→ **Exercise objective**:
In the entries that follow, find every line containing "zoom" and copy it.

══ Input material

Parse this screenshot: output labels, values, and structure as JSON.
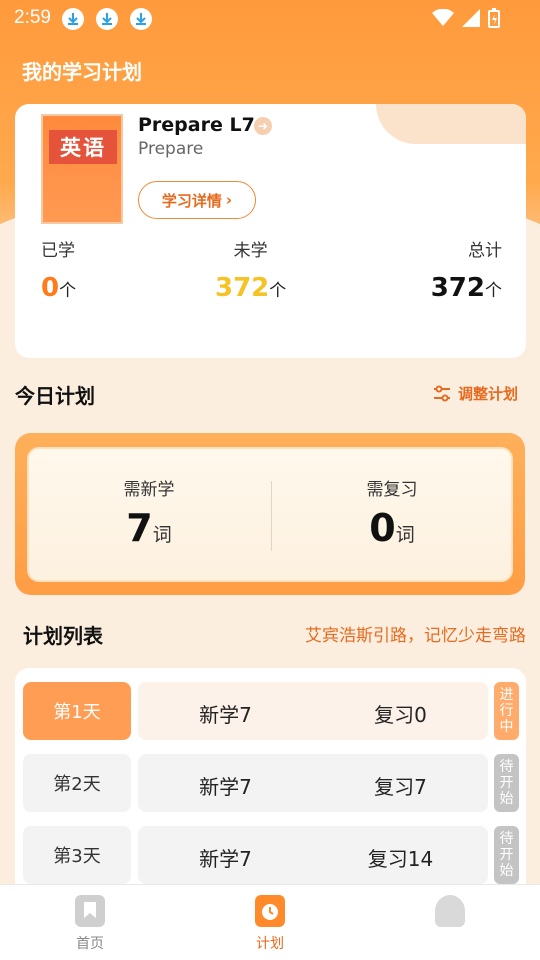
{
  "status_bar": {
    "time": "2:59",
    "download_icons": [
      "download-icon",
      "download-icon",
      "download-icon"
    ],
    "right_icons": [
      "wifi-icon",
      "signal-icon",
      "battery-icon"
    ]
  },
  "header": {
    "title": "我的学习计划"
  },
  "book": {
    "cover_label": "英语",
    "title": "Prepare L7",
    "subtitle": "Prepare",
    "detail_button": "学习详情",
    "stats": {
      "learned": {
        "label": "已学",
        "value": "0",
        "unit": "个",
        "color": "#ff7a1a"
      },
      "unlearned": {
        "label": "未学",
        "value": "372",
        "unit": "个",
        "color": "#f5c325"
      },
      "total": {
        "label": "总计",
        "value": "372",
        "unit": "个",
        "color": "#111111"
      }
    }
  },
  "today": {
    "title": "今日计划",
    "adjust_label": "调整计划",
    "new": {
      "label": "需新学",
      "value": "7",
      "unit": "词"
    },
    "review": {
      "label": "需复习",
      "value": "0",
      "unit": "词"
    }
  },
  "plan_list": {
    "title": "计划列表",
    "slogan": "艾宾浩斯引路，记忆少走弯路",
    "rows": [
      {
        "day": "第1天",
        "new": "新学7",
        "review": "复习0",
        "status": "进行中"
      },
      {
        "day": "第2天",
        "new": "新学7",
        "review": "复习7",
        "status": "待开始"
      },
      {
        "day": "第3天",
        "new": "新学7",
        "review": "复习14",
        "status": "待开始"
      }
    ]
  },
  "nav": {
    "items": [
      {
        "label": "首页",
        "icon": "bookmark-icon"
      },
      {
        "label": "计划",
        "icon": "clock-icon"
      },
      {
        "label": "",
        "icon": "profile-icon"
      }
    ]
  },
  "colors": {
    "accent": "#ff9d44",
    "accent_text": "#e86a1e"
  }
}
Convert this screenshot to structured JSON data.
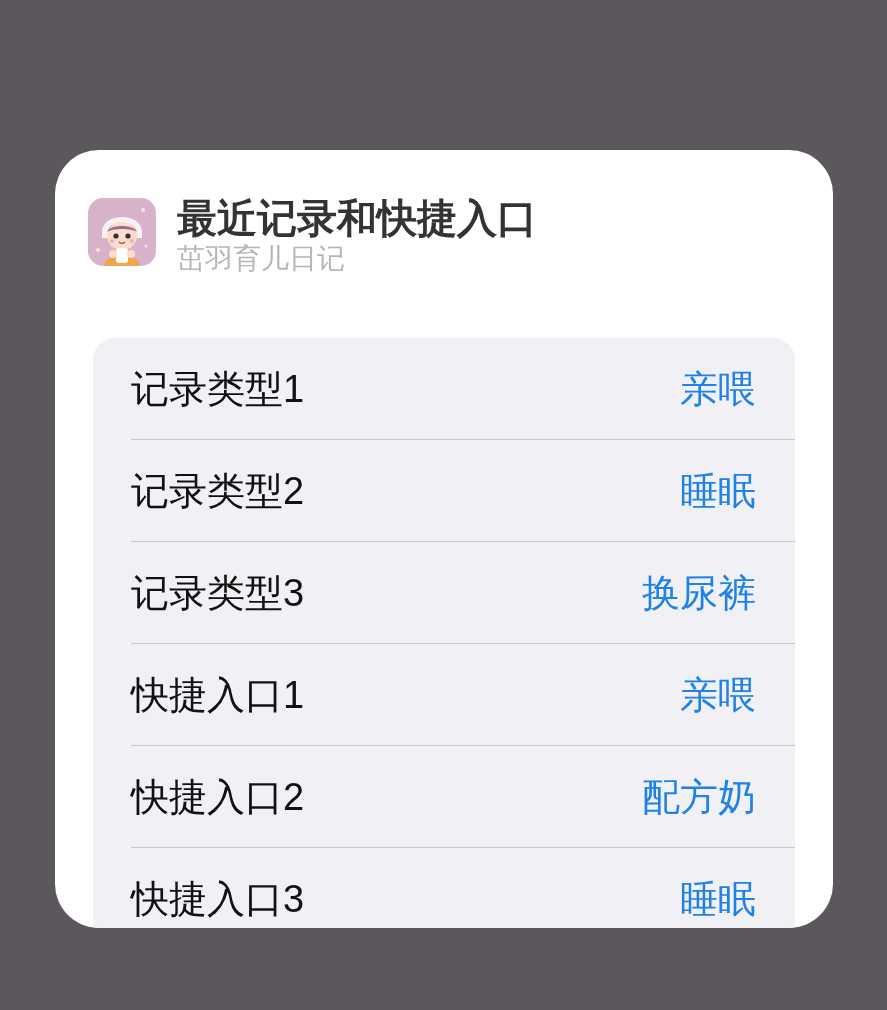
{
  "widget": {
    "title": "最近记录和快捷入口",
    "subtitle": "茁羽育儿日记"
  },
  "rows": [
    {
      "label": "记录类型1",
      "value": "亲喂"
    },
    {
      "label": "记录类型2",
      "value": "睡眠"
    },
    {
      "label": "记录类型3",
      "value": "换尿裤"
    },
    {
      "label": "快捷入口1",
      "value": "亲喂"
    },
    {
      "label": "快捷入口2",
      "value": "配方奶"
    },
    {
      "label": "快捷入口3",
      "value": "睡眠"
    }
  ]
}
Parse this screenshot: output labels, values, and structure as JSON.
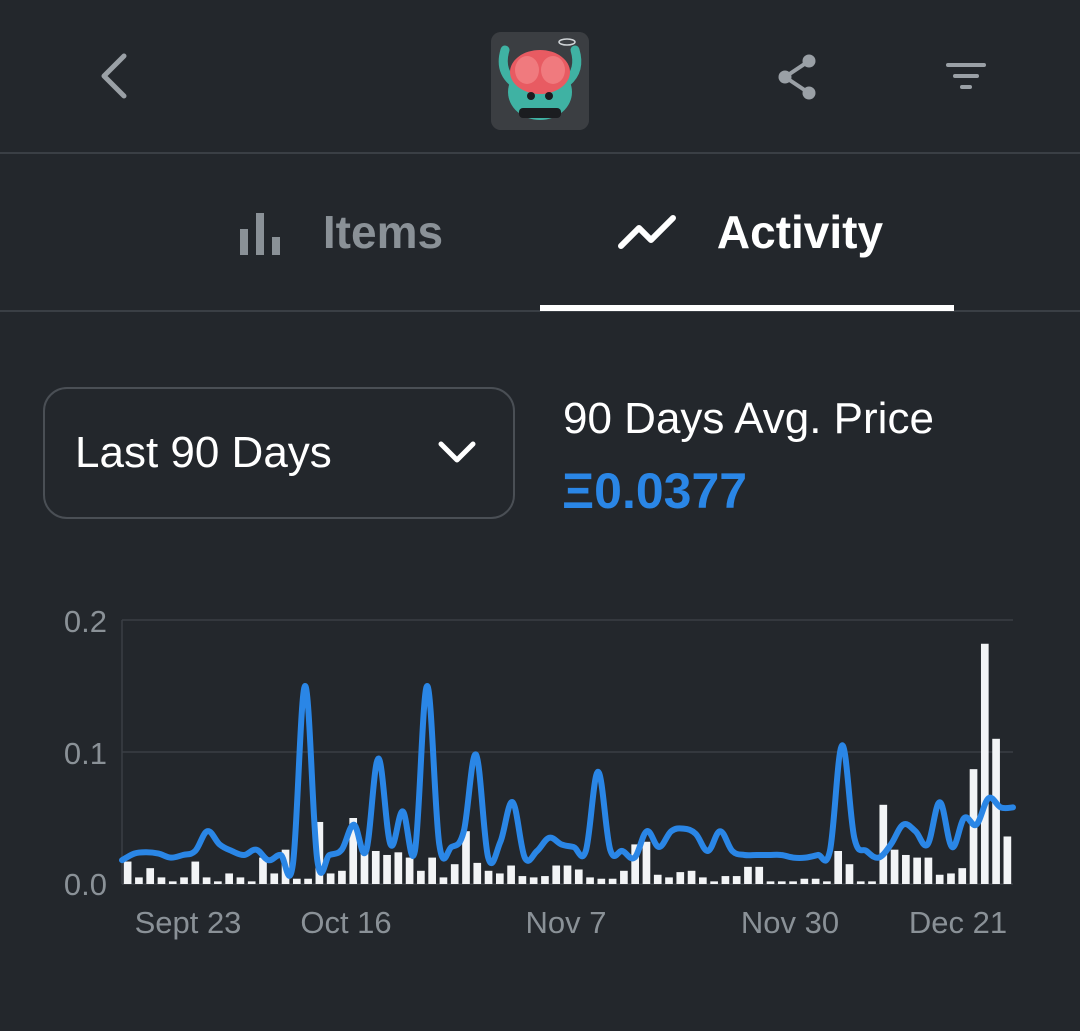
{
  "header": {
    "back_icon": "chevron-left-icon",
    "share_icon": "share-icon",
    "filter_icon": "filter-icon"
  },
  "tabs": [
    {
      "label": "Items",
      "icon": "bar-chart-icon",
      "active": false
    },
    {
      "label": "Activity",
      "icon": "trend-line-icon",
      "active": true
    }
  ],
  "range_select": {
    "selected": "Last 90 Days"
  },
  "avg_price": {
    "title": "90 Days Avg. Price",
    "value": "Ξ0.0377"
  },
  "colors": {
    "accent": "#2a86e6",
    "bars": "#f2f4f6",
    "background": "#23272c"
  },
  "chart_data": {
    "type": "bar",
    "y_ticks": [
      "0.2",
      "0.1",
      "0.0"
    ],
    "ylim": [
      0,
      0.2
    ],
    "x_tick_labels": [
      "Sept 23",
      "Oct 16",
      "Nov 7",
      "Nov 30",
      "Dec 21"
    ],
    "grid": true,
    "series": [
      {
        "kind": "bar",
        "values": [
          0.017,
          0.005,
          0.012,
          0.005,
          0.002,
          0.005,
          0.017,
          0.005,
          0.002,
          0.008,
          0.005,
          0.002,
          0.02,
          0.008,
          0.026,
          0.004,
          0.004,
          0.047,
          0.008,
          0.01,
          0.05,
          0.026,
          0.025,
          0.022,
          0.024,
          0.02,
          0.01,
          0.02,
          0.005,
          0.015,
          0.04,
          0.016,
          0.01,
          0.008,
          0.014,
          0.006,
          0.005,
          0.006,
          0.014,
          0.014,
          0.011,
          0.005,
          0.004,
          0.004,
          0.01,
          0.03,
          0.032,
          0.007,
          0.005,
          0.009,
          0.01,
          0.005,
          0.002,
          0.006,
          0.006,
          0.013,
          0.013,
          0.002,
          0.002,
          0.002,
          0.004,
          0.004,
          0.002,
          0.025,
          0.015,
          0.002,
          0.002,
          0.06,
          0.026,
          0.022,
          0.02,
          0.02,
          0.007,
          0.008,
          0.012,
          0.087,
          0.182,
          0.11,
          0.036
        ]
      },
      {
        "kind": "line",
        "values": [
          0.018,
          0.023,
          0.024,
          0.023,
          0.02,
          0.022,
          0.025,
          0.04,
          0.03,
          0.025,
          0.022,
          0.026,
          0.018,
          0.022,
          0.015,
          0.15,
          0.018,
          0.022,
          0.026,
          0.045,
          0.025,
          0.095,
          0.03,
          0.055,
          0.025,
          0.15,
          0.03,
          0.028,
          0.04,
          0.098,
          0.02,
          0.032,
          0.062,
          0.02,
          0.025,
          0.035,
          0.03,
          0.028,
          0.025,
          0.085,
          0.026,
          0.025,
          0.02,
          0.04,
          0.028,
          0.04,
          0.042,
          0.038,
          0.025,
          0.04,
          0.025,
          0.022,
          0.022,
          0.022,
          0.022,
          0.02,
          0.02,
          0.022,
          0.025,
          0.105,
          0.035,
          0.025,
          0.02,
          0.03,
          0.045,
          0.04,
          0.03,
          0.062,
          0.028,
          0.05,
          0.045,
          0.065,
          0.058,
          0.058
        ]
      }
    ]
  }
}
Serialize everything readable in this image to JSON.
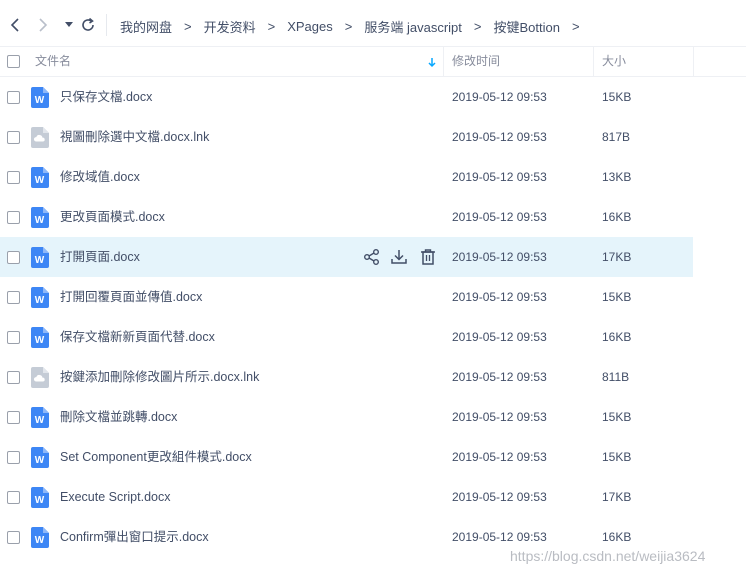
{
  "breadcrumb": {
    "items": [
      "我的网盘",
      "开发资料",
      "XPages",
      "服务端 javascript",
      "按键Bottion"
    ],
    "arrow": ">"
  },
  "table": {
    "headers": {
      "name": "文件名",
      "modified": "修改时间",
      "size": "大小"
    },
    "rows": [
      {
        "name": "只保存文檔.docx",
        "date": "2019-05-12 09:53",
        "size": "15KB",
        "icon": "word-doc-icon"
      },
      {
        "name": "視圖刪除選中文檔.docx.lnk",
        "date": "2019-05-12 09:53",
        "size": "817B",
        "icon": "cloud-file-icon"
      },
      {
        "name": "修改域值.docx",
        "date": "2019-05-12 09:53",
        "size": "13KB",
        "icon": "word-doc-icon"
      },
      {
        "name": "更改頁面模式.docx",
        "date": "2019-05-12 09:53",
        "size": "16KB",
        "icon": "word-doc-icon"
      },
      {
        "name": "打開頁面.docx",
        "date": "2019-05-12 09:53",
        "size": "17KB",
        "icon": "word-doc-icon",
        "selected": true
      },
      {
        "name": "打開回覆頁面並傳值.docx",
        "date": "2019-05-12 09:53",
        "size": "15KB",
        "icon": "word-doc-icon"
      },
      {
        "name": "保存文檔新新頁面代替.docx",
        "date": "2019-05-12 09:53",
        "size": "16KB",
        "icon": "word-doc-icon"
      },
      {
        "name": "按鍵添加刪除修改圖片所示.docx.lnk",
        "date": "2019-05-12 09:53",
        "size": "811B",
        "icon": "cloud-file-icon"
      },
      {
        "name": "刪除文檔並跳轉.docx",
        "date": "2019-05-12 09:53",
        "size": "15KB",
        "icon": "word-doc-icon"
      },
      {
        "name": "Set Component更改組件模式.docx",
        "date": "2019-05-12 09:53",
        "size": "15KB",
        "icon": "word-doc-icon"
      },
      {
        "name": "Execute Script.docx",
        "date": "2019-05-12 09:53",
        "size": "17KB",
        "icon": "word-doc-icon"
      },
      {
        "name": "Confirm彈出窗口提示.docx",
        "date": "2019-05-12 09:53",
        "size": "16KB",
        "icon": "word-doc-icon"
      }
    ]
  },
  "watermark": "https://blog.csdn.net/weijia3624",
  "colors": {
    "accent": "#06a7ff",
    "word_icon": "#3d86f5",
    "cloud_icon": "#c5ccd6",
    "selected_row": "#e5f4fb",
    "text": "#424e67",
    "header_text": "#878c9c"
  }
}
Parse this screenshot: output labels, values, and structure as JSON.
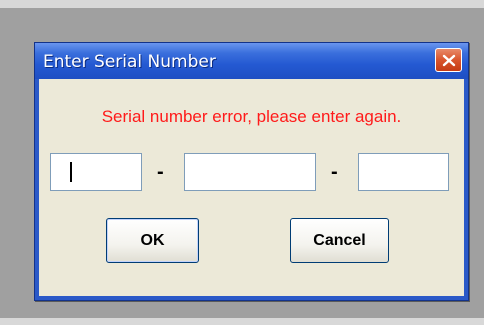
{
  "dialog": {
    "title": "Enter Serial Number",
    "error_message": "Serial number error, please enter again.",
    "separator": "-",
    "fields": [
      {
        "value": ""
      },
      {
        "value": ""
      },
      {
        "value": ""
      }
    ],
    "ok_label": "OK",
    "cancel_label": "Cancel",
    "close_icon": "close-icon"
  },
  "colors": {
    "title_bar": "#2459d2",
    "close_button": "#d9552d",
    "error_text": "#ff1a1a",
    "client_background": "#ece9d8"
  }
}
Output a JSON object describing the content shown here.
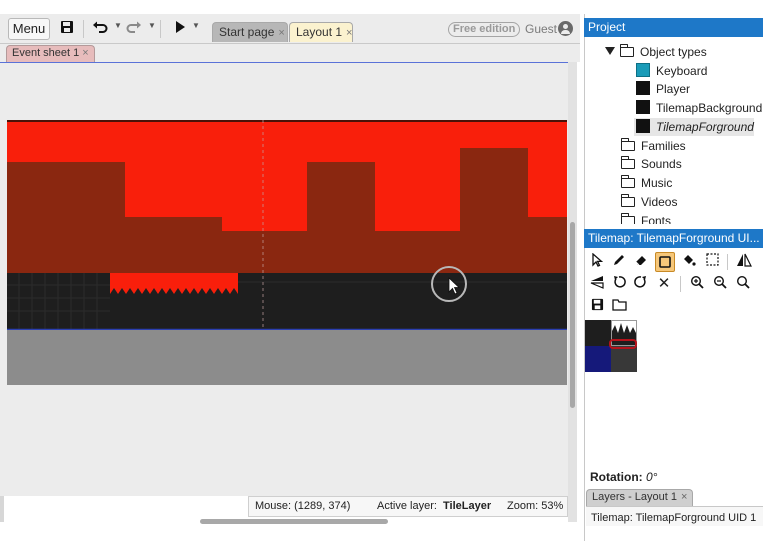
{
  "toolbar": {
    "menu_label": "Menu",
    "tabs": [
      {
        "label": "Start page",
        "close": "×"
      },
      {
        "label": "Layout 1",
        "close": "×"
      }
    ],
    "edition_badge": "Free edition",
    "user_label": "Guest"
  },
  "subtabs": [
    {
      "label": "Event sheet 1",
      "close": "×"
    }
  ],
  "statusbar": {
    "mouse": "Mouse: (1289, 374)",
    "active_layer_label": "Active layer:",
    "active_layer_value": "TileLayer",
    "zoom": "Zoom: 53%"
  },
  "project_panel": {
    "title": "Project",
    "object_types_label": "Object types",
    "objects": [
      {
        "label": "Keyboard",
        "icon": "keyboard-icon"
      },
      {
        "label": "Player",
        "icon": "player-icon"
      },
      {
        "label": "TilemapBackground",
        "icon": "tilemap-icon"
      },
      {
        "label": "TilemapForground",
        "icon": "tilemap-icon"
      }
    ],
    "folders": [
      "Families",
      "Sounds",
      "Music",
      "Videos",
      "Fonts"
    ]
  },
  "tilemap_panel": {
    "title": "Tilemap: TilemapForground UI...",
    "rotation_label": "Rotation:",
    "rotation_value": "0°",
    "tools_row1": [
      "pointer-icon",
      "pencil-icon",
      "eraser-icon",
      "rectangle-icon",
      "fill-icon",
      "selection-icon",
      "flip-horizontal-icon"
    ],
    "tools_row2": [
      "rotate-left-icon",
      "rotate-right-icon",
      "close-icon",
      "zoom-out-icon",
      "zoom-in-icon",
      "zoom-reset-icon"
    ],
    "tools_row3": [
      "save-icon",
      "folder-icon"
    ]
  },
  "layers_panel": {
    "tab_label": "Layers - Layout 1",
    "close": "×",
    "info": "Tilemap: TilemapForground UID 1"
  },
  "colors": {
    "accent": "#1e78c8",
    "sky_red": "#f91f0b",
    "wall_dark_red": "#8a2710",
    "ground_black": "#1e1e1e",
    "floor_grey": "#8c8c8c"
  }
}
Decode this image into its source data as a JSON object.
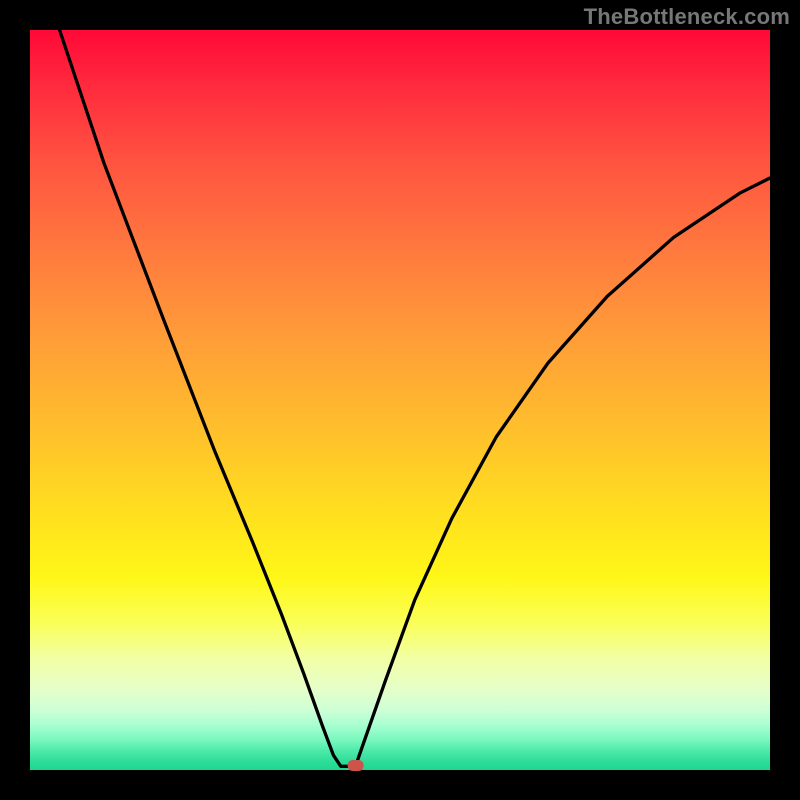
{
  "watermark": "TheBottleneck.com",
  "chart_data": {
    "type": "line",
    "title": "",
    "xlabel": "",
    "ylabel": "",
    "xlim": [
      0,
      100
    ],
    "ylim": [
      0,
      100
    ],
    "grid": false,
    "series": [
      {
        "name": "curve",
        "x": [
          4,
          10,
          18,
          25,
          30,
          34,
          37,
          39.5,
          41,
          42,
          42,
          44,
          44.5,
          48,
          52,
          57,
          63,
          70,
          78,
          87,
          96,
          100
        ],
        "values": [
          100,
          82,
          61,
          43,
          31,
          21,
          13,
          6,
          2,
          0.5,
          0.5,
          0.5,
          2,
          12,
          23,
          34,
          45,
          55,
          64,
          72,
          78,
          80
        ]
      }
    ],
    "marker": {
      "x": 44,
      "y": 0.6,
      "color": "#cc554b"
    },
    "background_gradient": {
      "stops": [
        {
          "pos": 0.0,
          "color": "#ff0937"
        },
        {
          "pos": 0.3,
          "color": "#ff7a3e"
        },
        {
          "pos": 0.55,
          "color": "#ffc22b"
        },
        {
          "pos": 0.74,
          "color": "#fff718"
        },
        {
          "pos": 0.92,
          "color": "#ccffd6"
        },
        {
          "pos": 1.0,
          "color": "#1fd691"
        }
      ]
    }
  }
}
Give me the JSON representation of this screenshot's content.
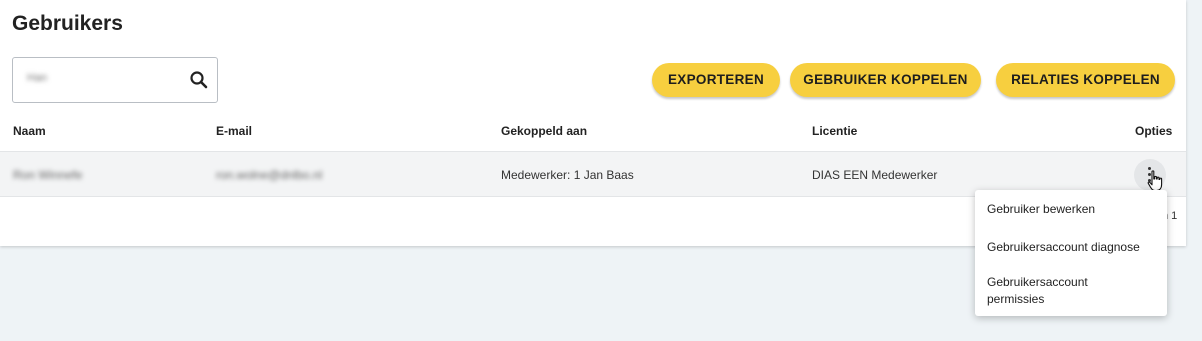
{
  "page": {
    "title": "Gebruikers"
  },
  "search": {
    "value": "Han"
  },
  "actions": {
    "export_label": "EXPORTEREN",
    "link_user_label": "GEBRUIKER KOPPELEN",
    "link_relations_label": "RELATIES KOPPELEN"
  },
  "table": {
    "columns": [
      "Naam",
      "E-mail",
      "Gekoppeld aan",
      "Licentie",
      "Opties"
    ],
    "rows": [
      {
        "naam": "Ron Winnefe",
        "email": "ron.wolne@dnlbo.nl",
        "gekoppeld": "Medewerker: 1 Jan Baas",
        "licentie": "DIAS EEN Medewerker"
      }
    ]
  },
  "pagination": {
    "text": "n 1"
  },
  "options_menu": {
    "items": [
      "Gebruiker bewerken",
      "Gebruikersaccount diagnose",
      "Gebruikersaccount permissies"
    ]
  },
  "colors": {
    "accent": "#f7cf3f",
    "background": "#eef3f6"
  },
  "icons": {
    "search": "search-icon",
    "more": "more-vertical-icon",
    "cursor": "hand-pointer-icon"
  }
}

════

→ **Task answer**:
    "zoom": "Zoom: 53%"
      "zoom-out-icon",
      "zoom-in-icon",
      "zoom-reset-icon"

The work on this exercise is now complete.